In Asia, Uniqlo is everywhere. More than 800 of the brand’s stores are in Japan—where Uniqlo, by its own estimates, accounts for about 6.5 percent of the total apparel market. Much of the brand’s international growth in recent years has come from other countries in the region, including mainland China, Hong Kong, Taiwan, and South Korea.
To achieve the kind of dominance in the U.S. that the company enjoys closer to home, Uniqlo will need to grow significantly. A few years ago, Yanai aimed to generate $10 billion in sales from 200 stores in the U.S. by 2020; the company currently operates its 50 or so U.S. stores at a loss. “Compared to H&M or Zara, they have been struggling a little bit in the U.S. market,” says Won-Yong Oh, a professor at the University of Nevada who studies retail companies. “They have less brand awareness.” Many Americans have never heard of Uniqlo, or don’t know how to pronounce it. (It’s you-nee-klo.)
That could be an opportunity to make a good first impression. But as Uniqlo learned when it arrived on American shores, first impressions can be hard to manage. The three original U.S. stores were in New Jersey malls, where the company soon encountered several hurdles, including fit. (American customers, on average, are taller and fleshier than Japanese shoppers.) It closed the stores within a year.
Uniqlo has continued to struggle in suburban markets. Rowen, of Retail Systems Research, said he thinks the company should hew closely to cities, where it has found its greatest success, because that’s where its core customers are. This would also help it avoid the fate of the Gap, which traded its sense of self for growth.
The Gap isn’t the only Uniqlo competitor that has faced challenges in recent years. J.Crew has seen sliding sales as customers complain about strange aesthetic choices and high prices for middling quality; Old Navy (which is owned by the same parent company as the Gap) has strong sales, but its clothes are dogged by a reputation for frumpiness and flimsiness. Uniqlo doesn’t have upwardly mobile city dwellers entirely to itself, however. Madewell and Everlane both offer a relaxed yet refined look, though at a slightly higher price point. For those with a bit more to spend, Fast Retailing’s own luxury brand, Theory, offers simple, well-cut items that call less attention to themselves than do clothes from similarly situated brands.

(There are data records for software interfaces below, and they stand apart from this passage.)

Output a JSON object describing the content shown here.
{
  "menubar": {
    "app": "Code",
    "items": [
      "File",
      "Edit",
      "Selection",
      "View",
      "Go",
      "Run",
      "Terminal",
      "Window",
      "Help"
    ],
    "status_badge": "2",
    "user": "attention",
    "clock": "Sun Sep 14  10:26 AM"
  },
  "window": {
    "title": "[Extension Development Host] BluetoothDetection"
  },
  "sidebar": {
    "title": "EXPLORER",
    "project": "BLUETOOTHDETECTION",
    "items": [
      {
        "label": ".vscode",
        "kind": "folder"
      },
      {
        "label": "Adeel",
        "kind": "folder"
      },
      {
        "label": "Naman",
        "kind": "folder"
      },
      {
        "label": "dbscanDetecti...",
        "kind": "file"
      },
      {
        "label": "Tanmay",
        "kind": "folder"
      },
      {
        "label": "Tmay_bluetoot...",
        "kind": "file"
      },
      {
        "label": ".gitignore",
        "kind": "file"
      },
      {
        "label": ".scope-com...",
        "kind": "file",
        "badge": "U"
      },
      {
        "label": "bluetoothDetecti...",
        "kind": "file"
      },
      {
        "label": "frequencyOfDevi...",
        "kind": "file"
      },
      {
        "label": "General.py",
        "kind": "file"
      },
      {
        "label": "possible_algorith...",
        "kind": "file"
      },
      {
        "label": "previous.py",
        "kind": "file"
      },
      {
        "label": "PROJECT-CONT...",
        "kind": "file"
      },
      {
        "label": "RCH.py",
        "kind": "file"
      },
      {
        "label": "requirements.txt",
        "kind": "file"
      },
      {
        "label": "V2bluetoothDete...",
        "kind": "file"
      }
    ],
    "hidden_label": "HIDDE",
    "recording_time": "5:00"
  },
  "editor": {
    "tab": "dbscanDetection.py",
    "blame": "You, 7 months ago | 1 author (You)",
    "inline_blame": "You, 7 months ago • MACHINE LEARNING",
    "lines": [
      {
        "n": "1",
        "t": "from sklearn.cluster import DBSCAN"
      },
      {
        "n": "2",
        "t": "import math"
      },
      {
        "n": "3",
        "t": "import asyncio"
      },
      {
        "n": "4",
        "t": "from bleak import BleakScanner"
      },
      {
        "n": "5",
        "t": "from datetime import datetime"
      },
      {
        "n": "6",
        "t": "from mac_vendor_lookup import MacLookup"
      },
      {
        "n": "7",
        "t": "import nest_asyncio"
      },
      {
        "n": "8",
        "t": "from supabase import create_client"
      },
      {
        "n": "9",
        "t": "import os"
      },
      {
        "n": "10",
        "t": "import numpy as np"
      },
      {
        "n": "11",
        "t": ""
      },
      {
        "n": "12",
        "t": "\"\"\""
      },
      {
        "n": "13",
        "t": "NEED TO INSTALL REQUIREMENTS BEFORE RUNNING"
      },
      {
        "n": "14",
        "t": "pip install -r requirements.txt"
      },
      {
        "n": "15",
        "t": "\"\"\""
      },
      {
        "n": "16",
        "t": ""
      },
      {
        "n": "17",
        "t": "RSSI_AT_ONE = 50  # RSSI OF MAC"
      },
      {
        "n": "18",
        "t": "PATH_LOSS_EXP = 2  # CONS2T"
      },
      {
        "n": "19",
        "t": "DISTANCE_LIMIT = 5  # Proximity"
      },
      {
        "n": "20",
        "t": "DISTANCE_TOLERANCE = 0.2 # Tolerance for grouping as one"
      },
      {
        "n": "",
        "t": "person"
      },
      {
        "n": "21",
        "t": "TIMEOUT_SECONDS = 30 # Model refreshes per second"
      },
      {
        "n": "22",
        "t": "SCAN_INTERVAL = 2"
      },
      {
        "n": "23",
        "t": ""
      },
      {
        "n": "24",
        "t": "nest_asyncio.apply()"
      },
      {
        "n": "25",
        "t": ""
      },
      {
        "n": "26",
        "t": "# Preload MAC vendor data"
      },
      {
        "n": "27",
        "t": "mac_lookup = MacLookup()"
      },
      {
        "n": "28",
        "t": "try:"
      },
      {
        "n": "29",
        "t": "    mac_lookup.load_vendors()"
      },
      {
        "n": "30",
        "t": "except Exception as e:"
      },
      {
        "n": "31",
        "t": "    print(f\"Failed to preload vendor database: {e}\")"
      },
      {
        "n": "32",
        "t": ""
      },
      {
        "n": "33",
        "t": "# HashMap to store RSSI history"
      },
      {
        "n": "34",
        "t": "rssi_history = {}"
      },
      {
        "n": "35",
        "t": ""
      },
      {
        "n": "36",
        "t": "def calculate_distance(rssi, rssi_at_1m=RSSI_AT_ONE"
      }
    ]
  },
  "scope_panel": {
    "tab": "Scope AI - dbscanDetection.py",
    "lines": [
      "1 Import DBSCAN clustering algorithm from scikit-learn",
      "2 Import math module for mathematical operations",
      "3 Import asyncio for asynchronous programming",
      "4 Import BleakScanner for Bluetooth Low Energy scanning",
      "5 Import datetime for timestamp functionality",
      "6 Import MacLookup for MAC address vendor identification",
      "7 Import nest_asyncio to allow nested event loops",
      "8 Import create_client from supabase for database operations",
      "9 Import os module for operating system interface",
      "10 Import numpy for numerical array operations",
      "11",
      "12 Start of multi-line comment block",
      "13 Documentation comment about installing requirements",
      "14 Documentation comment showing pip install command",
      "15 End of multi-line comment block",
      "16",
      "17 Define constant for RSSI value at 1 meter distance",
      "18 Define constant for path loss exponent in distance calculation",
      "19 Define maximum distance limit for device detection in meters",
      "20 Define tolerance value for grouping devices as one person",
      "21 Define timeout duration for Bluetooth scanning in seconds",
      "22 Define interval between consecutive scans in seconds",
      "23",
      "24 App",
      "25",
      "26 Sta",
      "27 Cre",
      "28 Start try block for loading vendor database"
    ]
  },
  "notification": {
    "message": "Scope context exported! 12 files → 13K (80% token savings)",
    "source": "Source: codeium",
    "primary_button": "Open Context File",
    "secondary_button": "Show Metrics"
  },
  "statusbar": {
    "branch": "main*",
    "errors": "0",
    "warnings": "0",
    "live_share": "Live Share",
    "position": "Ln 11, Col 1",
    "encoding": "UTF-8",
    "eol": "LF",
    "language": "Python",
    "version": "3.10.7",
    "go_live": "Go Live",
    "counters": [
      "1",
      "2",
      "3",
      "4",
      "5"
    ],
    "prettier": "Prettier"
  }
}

Given Fast Retailing’s size and international strength, it can afford to not rush things with Uniqlo. “They can do whatever they want,” Kniffen said. “They’re a big, healthy company.” Despite the underwhelming performance of Uniqlo’s American stores thus far, the company’s operating income outside of Japan grew by more than 62 percent year-over-year in 2018, while revenue grew slightly more than 25 percent. From its urban outposts, Uniqlo can slowly upend American ideas about the interplay between quality, style, and status—one basic button-down at a time.
This article appears in the April 2019 print edition with the headline “Underemployment Chic.”